For musicians, and just about anyone looking to go into the field of music one way or another, a mentor/teacher is desired to get things going. To get those cogs and wheels turning. To help stable your wings as you prepare for flight…

But what do you do when your teacher does not do that? What if, in you deep gut feeling, that you sincerely believe that the time spent “learning” has really been wasted – covering material that has no beneficial impact on you? Can you abandon your teacher?

In most areas, education is not free – and where it is, at say a public library or internet, may not offer the same catered relationship as of a mentor with their student. That being said, good money being put into education should have good teachings coming out. But what does one do when they sincerely know that things can be better?

On one hand, you should be grateful and humble that a person who is supposedly more successful is willing to share their expertise. They are your elder and have more experience than you. However, at the same time, they are probably not a splitting image of your true idol that you wish to follow in the footsteps of – and it you feel as if nothing is being learned, then other opportunities should be pursued.

Of course, some self-reflection must be take into account. Is the reason that noting is being learned the teacher’s fault, or the student? Ultimately, how can one change – and if the teacher is the root of the problem, how can you leave an educational resource?

Just thinking out loud.

Thinking Out Loud – Using Classical Music Theory in other Genres of Music

I have been recently thinking about this argument posed, of which that claims how we cannot approach other forms of music (pop, rock, jazz, Latin, folk, etc.) in theory & analysis the way we approach classical art music. Reasoning behind is that it doesn’t take into account, or it essentially overlooks, what makes that particular genre different from the rest.

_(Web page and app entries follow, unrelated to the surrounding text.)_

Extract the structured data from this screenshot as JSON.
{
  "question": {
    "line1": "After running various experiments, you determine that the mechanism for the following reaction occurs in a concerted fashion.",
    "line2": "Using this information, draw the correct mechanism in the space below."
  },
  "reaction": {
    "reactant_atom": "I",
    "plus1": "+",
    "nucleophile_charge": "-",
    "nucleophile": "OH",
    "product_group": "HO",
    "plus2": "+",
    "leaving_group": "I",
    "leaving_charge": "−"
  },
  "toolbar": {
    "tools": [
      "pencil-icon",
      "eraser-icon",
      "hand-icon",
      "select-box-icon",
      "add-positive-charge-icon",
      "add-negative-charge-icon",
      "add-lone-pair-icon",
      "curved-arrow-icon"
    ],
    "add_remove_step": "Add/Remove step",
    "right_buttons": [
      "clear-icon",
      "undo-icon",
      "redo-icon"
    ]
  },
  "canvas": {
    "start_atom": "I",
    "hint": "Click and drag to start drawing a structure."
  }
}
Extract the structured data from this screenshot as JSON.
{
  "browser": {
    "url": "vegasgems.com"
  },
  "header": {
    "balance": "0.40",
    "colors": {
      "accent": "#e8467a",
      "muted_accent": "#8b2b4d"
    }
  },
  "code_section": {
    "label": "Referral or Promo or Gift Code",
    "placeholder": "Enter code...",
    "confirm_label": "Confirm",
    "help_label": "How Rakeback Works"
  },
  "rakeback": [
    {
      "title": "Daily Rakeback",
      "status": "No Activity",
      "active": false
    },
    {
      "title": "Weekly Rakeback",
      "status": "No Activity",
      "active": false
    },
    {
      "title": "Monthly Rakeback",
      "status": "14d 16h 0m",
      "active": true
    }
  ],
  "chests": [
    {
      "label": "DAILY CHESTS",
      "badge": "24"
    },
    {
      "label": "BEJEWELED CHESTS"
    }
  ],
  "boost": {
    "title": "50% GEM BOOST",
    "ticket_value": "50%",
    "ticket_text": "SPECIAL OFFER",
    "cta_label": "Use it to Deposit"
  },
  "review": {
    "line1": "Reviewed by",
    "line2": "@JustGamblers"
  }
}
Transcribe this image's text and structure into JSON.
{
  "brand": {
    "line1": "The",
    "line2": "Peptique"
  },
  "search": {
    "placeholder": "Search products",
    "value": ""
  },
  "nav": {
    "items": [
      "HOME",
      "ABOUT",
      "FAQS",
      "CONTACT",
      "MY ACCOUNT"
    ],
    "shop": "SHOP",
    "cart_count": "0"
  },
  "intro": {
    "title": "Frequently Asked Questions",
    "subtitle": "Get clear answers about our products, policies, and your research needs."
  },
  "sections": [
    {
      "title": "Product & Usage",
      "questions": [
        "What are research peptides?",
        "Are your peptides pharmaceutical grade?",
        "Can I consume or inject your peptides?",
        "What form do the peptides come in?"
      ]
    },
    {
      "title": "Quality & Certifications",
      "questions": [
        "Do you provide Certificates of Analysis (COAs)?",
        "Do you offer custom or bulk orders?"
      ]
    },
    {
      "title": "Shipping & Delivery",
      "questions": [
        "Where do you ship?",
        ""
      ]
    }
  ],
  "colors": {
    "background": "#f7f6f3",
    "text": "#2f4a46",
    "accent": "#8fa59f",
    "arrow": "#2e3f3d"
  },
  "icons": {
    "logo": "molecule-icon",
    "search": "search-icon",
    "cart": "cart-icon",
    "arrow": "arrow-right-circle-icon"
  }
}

That by putting the square pegs of other forms of music into the round hole of classical music – we would scrape off the edges and miss the understanding of what that kind of music is.

While I can entertain the idea that using the rules of strict school book-taught classical art theory to compose other genres of music is not a wise decision, I do believe that it is okay to use classical theory to understand – pick apart – and fundamentally analyze other kinds of music.

What needs to be reminded is that music theory & analysis is just like any other form of science; from psychology, to anthropology, to biology, etc., they all do essentially the same thing. They observe, group together, and name special occurring phenomenon to be used later in order to understand other properties of the subject.

Instead of advocating that every form of music needs its own theory, there should be more of an educational push to encourage music theorists to approach with the lenses and vocabulary of their desired theoretical base (whether in classical, jazz, pop, etc.), and make new rules to understand what makes a particular genre sound that way.

This is long-standing problem in the academic field – where colleges neglect, too, that there can be many music theory “lenses” to viewing a piece of music. Too many times has a person with a background of not reading music, but understanding it through their own way, become discouraged of pursuing music because they are branded “stupid” for not adopting the viewpoints of classical art theory. And teachers fear that unless a student knows how to use classical theory – classical music can’t be reproduced.

If you buy a table and you have to assemble it together, but the instructions are in a foreign language – do we say that the table is incomprehensible? No, it is a table for goodness sake. It can still be built despite not knowing how to read the instructions that came with it.

So instead of demanding that a form of theory has to stay with a particular genre, academia and scholars should instead approach all kinds of music with the understanding that they have already, and make new discoveries to the unique acoustic phenomenon of different kinds of music.

Just thinking out loud.

Bryan M Waring
Bryan M Waring